When I think about “camp songs,” I immediately think about singing around campfires, but each year at camp also has a distinct popular music soundtrack. Recently, campers weighed in on Twitter about the tunes that remind them of past summers and that got me thinking about what the United States and camp was like in the 1960s and 1970s.
Hadley Hury remembers You’re A Good Man Charlie Brown (1969) and Music Man and the Counselors’ Show from 1970. That’s also when Charlie Ziff was theatre director, Hadley was assistant director and Jay Newman had the job of radio director for The Fantastiks. 1969 was the year that campers watched the moonwalk on television in the theatre and there was lots of talk about some “big thing going on in some little town called Woodstock!”
Bobby Brickman says he has vivid memories that revolve around people who played lead roles in productions of Brigadoon in 1961, Carousel in 1963, and Bye Bye Birdie in 1963. It’s clear that for a very long time, camp has been the place to put creativity and passion into great performances!
Barbara Gough adds that when she hears the captivating bass line of “Reach Out of the Darkness” by Friend and Lover, she’s immediately transported back to 1968. Friend and Lover was a one hit wonder and their song ranked in the Top Ten during 1968 when Barbara says campers “danced to this playing on the jukebox in the Canteen all summer long!” The song embraced social change with lyrics like “I think it’s so groovy now, That people are finally getting together. . .Reach out in the darkness. . .And you may find a friend.”
Back then, while campers made friends and memories, things in the United States as a whole were not so peaceful.
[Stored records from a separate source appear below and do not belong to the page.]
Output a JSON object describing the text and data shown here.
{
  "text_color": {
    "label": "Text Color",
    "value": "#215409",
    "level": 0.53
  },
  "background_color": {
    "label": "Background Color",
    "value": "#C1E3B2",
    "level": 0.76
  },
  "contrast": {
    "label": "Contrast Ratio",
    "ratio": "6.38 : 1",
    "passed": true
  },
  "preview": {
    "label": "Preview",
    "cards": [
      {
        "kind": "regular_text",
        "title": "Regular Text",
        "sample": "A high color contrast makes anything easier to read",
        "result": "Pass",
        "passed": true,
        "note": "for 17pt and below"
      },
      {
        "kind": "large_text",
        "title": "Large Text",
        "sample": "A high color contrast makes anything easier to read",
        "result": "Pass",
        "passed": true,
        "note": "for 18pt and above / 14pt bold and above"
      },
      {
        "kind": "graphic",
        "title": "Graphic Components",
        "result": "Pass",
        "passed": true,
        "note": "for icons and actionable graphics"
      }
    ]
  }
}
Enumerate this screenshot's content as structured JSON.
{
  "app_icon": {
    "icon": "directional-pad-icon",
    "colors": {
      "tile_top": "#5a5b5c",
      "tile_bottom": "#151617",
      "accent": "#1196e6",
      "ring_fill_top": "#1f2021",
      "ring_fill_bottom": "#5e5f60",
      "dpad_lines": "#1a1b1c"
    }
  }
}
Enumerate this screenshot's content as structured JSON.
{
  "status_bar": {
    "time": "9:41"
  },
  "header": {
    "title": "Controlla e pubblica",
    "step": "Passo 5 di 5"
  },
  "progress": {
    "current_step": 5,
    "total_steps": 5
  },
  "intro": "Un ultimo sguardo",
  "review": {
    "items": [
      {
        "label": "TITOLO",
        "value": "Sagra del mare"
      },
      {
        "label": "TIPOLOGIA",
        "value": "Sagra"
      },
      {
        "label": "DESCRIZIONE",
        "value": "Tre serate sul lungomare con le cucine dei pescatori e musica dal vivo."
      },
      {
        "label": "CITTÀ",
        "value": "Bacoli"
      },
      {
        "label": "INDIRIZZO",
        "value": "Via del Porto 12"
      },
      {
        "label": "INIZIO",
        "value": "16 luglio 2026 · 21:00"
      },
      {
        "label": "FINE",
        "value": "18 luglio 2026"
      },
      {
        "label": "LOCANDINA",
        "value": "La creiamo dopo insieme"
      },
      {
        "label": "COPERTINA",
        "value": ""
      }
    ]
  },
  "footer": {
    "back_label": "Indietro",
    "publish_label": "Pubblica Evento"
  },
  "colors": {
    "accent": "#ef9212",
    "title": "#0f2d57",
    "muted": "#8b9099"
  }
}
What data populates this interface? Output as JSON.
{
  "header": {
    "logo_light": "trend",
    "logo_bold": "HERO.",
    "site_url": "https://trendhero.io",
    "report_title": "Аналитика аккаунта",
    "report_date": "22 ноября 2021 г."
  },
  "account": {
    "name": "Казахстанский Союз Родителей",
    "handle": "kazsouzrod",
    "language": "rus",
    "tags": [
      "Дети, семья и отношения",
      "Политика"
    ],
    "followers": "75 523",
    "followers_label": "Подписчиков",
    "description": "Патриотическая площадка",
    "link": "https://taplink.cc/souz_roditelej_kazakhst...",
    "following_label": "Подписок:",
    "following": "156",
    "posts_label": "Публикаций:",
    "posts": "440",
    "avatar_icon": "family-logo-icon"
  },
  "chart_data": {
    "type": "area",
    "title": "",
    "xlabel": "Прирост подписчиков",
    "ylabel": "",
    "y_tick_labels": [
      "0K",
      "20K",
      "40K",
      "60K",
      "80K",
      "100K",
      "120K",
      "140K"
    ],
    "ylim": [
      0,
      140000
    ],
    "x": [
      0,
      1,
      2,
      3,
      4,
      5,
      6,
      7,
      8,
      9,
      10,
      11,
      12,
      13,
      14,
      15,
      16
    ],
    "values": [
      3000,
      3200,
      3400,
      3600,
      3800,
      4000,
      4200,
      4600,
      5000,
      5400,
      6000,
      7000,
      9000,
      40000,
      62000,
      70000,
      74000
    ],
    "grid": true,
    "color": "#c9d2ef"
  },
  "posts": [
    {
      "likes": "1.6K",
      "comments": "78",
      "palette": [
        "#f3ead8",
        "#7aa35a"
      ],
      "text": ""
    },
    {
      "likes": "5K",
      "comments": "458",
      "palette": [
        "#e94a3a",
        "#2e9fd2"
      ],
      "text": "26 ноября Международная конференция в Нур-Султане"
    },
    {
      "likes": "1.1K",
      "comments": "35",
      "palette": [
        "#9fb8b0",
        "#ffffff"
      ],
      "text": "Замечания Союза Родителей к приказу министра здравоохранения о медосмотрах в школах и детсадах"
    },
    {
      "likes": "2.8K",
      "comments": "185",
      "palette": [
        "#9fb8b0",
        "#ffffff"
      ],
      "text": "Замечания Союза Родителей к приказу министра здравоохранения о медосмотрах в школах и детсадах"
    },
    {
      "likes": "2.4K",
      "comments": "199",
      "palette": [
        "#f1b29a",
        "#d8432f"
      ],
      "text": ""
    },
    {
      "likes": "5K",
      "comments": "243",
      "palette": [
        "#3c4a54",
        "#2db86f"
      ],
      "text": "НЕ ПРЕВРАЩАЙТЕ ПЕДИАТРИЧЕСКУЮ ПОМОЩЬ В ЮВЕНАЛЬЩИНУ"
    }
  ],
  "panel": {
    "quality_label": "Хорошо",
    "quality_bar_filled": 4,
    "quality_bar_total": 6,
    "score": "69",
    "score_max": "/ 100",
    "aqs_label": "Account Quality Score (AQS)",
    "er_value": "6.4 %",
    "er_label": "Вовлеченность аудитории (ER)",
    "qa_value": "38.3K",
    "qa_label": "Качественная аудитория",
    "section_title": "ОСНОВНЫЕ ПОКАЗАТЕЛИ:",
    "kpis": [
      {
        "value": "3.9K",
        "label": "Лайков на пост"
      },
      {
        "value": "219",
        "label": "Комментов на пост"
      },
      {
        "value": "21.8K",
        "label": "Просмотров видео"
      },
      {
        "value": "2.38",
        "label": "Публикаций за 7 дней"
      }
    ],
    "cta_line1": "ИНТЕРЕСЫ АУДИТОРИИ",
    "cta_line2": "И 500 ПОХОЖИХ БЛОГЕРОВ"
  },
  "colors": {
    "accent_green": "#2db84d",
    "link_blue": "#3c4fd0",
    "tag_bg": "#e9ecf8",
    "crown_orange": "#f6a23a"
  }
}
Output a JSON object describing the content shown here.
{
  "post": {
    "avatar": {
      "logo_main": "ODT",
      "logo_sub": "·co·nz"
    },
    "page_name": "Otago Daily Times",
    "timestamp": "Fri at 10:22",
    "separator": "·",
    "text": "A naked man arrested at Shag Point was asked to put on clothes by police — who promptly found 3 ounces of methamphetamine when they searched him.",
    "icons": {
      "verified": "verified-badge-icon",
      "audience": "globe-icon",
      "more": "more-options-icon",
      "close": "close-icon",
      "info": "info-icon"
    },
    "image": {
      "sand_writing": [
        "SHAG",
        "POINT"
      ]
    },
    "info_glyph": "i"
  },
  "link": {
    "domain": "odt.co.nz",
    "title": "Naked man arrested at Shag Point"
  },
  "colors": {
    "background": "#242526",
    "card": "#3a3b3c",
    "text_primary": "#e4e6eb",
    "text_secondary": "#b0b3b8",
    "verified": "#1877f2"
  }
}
When students in California held a Selective Service sit-in, 3,000 of them were arrested and housed in the San Francisco 49ers’ old football stadium. A promo man got a sound truck and started broadcasting “Reach Out of the Darkness” towards the students. That’s what started the song’s rise up the charts—and why campers miles away listened to the hit that summer!
The historical events of those times grounded the more multicultural and open society we have today, but during the 1960s, many people felt uncertain as to what the future held. In 1968, when Martin Luther King Jr. was assassinated, “Reach Out in the Darkness,” rocketed up the charts and like other big hits that year, captured the country’s changing mood. Songs that also ranked in 1968 include the Rascals’, “People Got to Be Free,” Simon & Garfunkel’s “Mrs. Robinson,” The Beatles’ “Hey Jude,” James Brown’s “Say It Loud–I’m Black and I’m Proud,” and versions of “I Heard It Through the Grapevine” by Gladys Knight and the Pips and Marvin Gaye.
Summer camp is always a microcosm of our world-at-large where campers practice and learn skills for negotiating the world, where assumptions can be challenged, and where diverse people find ways to celebrate community and appreciate each other. One great thing about camp is that for a few weeks, the world grows a little smaller and everyone listens to the same soundtrack. In a fast-paced and interconnected world, camp “sounds” like the perfect place for connecting with others and as Hadley says, every summer adds up to “good times for campers and staff.” It’s often only later that campers realize how much the experience has shaped them and the way they see the world–much like how hit songs can illuminate the past in retrospect. The music (and fashions) may change through the years, but the core camp experience is never goes out of date.
We’d love to hear about how your time at camp contributed to your understanding about others as well as what you’re looking forward to most this summer!
Thanks for the image Cre8iveDoodles ~*~ New Beginnings!